Conservation goes beyond plastic bottles and aluminum cans. In the world of science, everything from energy to matter is governed by some law of conservation. And one of the most fundamental concepts in modern physics and chemistry is the law of the conservation of mass. While this law may appear to be a simple concept, it is nonetheless a powerful concept, because it governs the nature of chemical reactions and laid the ground work for understanding the nature of the atom.
The Law of Conservation of Mass
Mass is that property that causes matter to have weight and to be affected by gravitational forces. It is a key part of Einstein’s famous equations regarding energy- E-mc2 as well as being affected by the pull of forces, momentum, and acceleration.
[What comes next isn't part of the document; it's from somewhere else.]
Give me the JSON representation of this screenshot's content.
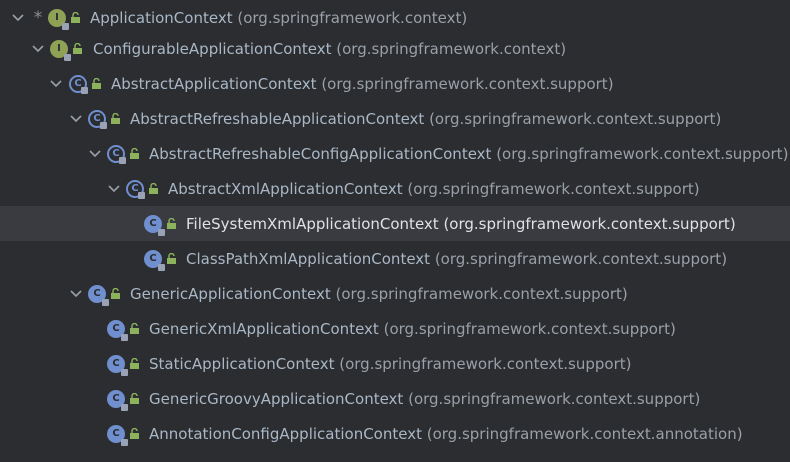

This law of conservation of mass states that in chemical reactions, the mass of the products would equal the mass of the reactants. Simply put, mass cannot be created or destroyed. The law applies to closed systems and relates that over time mass in a system is constant. The particles or states of the matter may change in form or space but the over mass of the system remains constant. This basic law is the underlying principle for the first law of thermodynamics.
A visual way to explain the law of conservation of mass is this way. Consider daily life, compounds and energy use notwithstanding. Add a specific weight of iron and sulfur through chemical process. The result, iron sulfide, will be same weight of the iron and sulfur combined.
The History of the Law of Conservation of Mass
Man’s first musing regarding matter, energy and mass began as early as 300 B.C. During this time, Epicurus, a Greek philosopher, theorized on many things including the nature of atoms. Epicurus, in his Letters to Herodotus, stated that “the sum total of things was always such as it is now, and such it will ever remain.” While he incorrectly believed that atoms were unsplittable, Epicurus was on the right track when it came to mass. From Epicurus, many thinkers continued to consider this principle of mass.
In the early 1700s, Russian scientist, Mikhail Lomonosov experimented and theorized that mass remain constant in chemical reactions; however, it was Antoine Laurent Lavoisier, considered the Father of Modern Chemistry, who in the late 1700s conceptualized the modern principles of law of conservation of mass.
Lavoisier, a French chemist, experimented with water and chemicals. In his work, he found that the products of a reaction maintain the same mass as the reactants. He mastered containing simple reactions in sealed environments where gas or energy could not escape. His collective work included naming elements, laying the foundation for hte invention of the vacuum pump and other testing equipment, as well as proving the Law of Conservation of Mass.
The Significance of the Law of Conservation of Mass
While modern physics was alternated by the new age concepts of general and special relativity, the Law of Conservation of Mass was also changed. Scientist realized that on the atom and larger scale the law applies, but was those subatomic reactions, the law is not consistent.
The principles of conservation of mass have lead to numerous discoveries. If not for the law of conservation of mass, the periodic table of elements may not have been deciphered or the components of the atom gleaned more than 100 years ago. The understanding of the nature of the Earth, Solar System and Galaxies has been helped by understanding the nature of mass. The discovery of the unknown gasses as well as dark matter can all be attributed to the law of conservation of mass.
From atoms to stars, the law of conservation of mass explains the universal concept that nothing can be created or destroyed in a closed environment. It has lead to numerous discoveries and helps scientists understand the nature of chemical and physical reactions. While it may not seem very intuitive to some, the law of conservation of mass is one of the most important existing scientific concepts.
If you are interested in more information regarding the law of conservation of mass, the local bookstore and library have several very interesting editions, such as Elements of Chemistry by Antoine Lavoisier or Chemistry: Concepts and Problems by Houk and Post. However, the Internet has useful resources as well. Check out the following: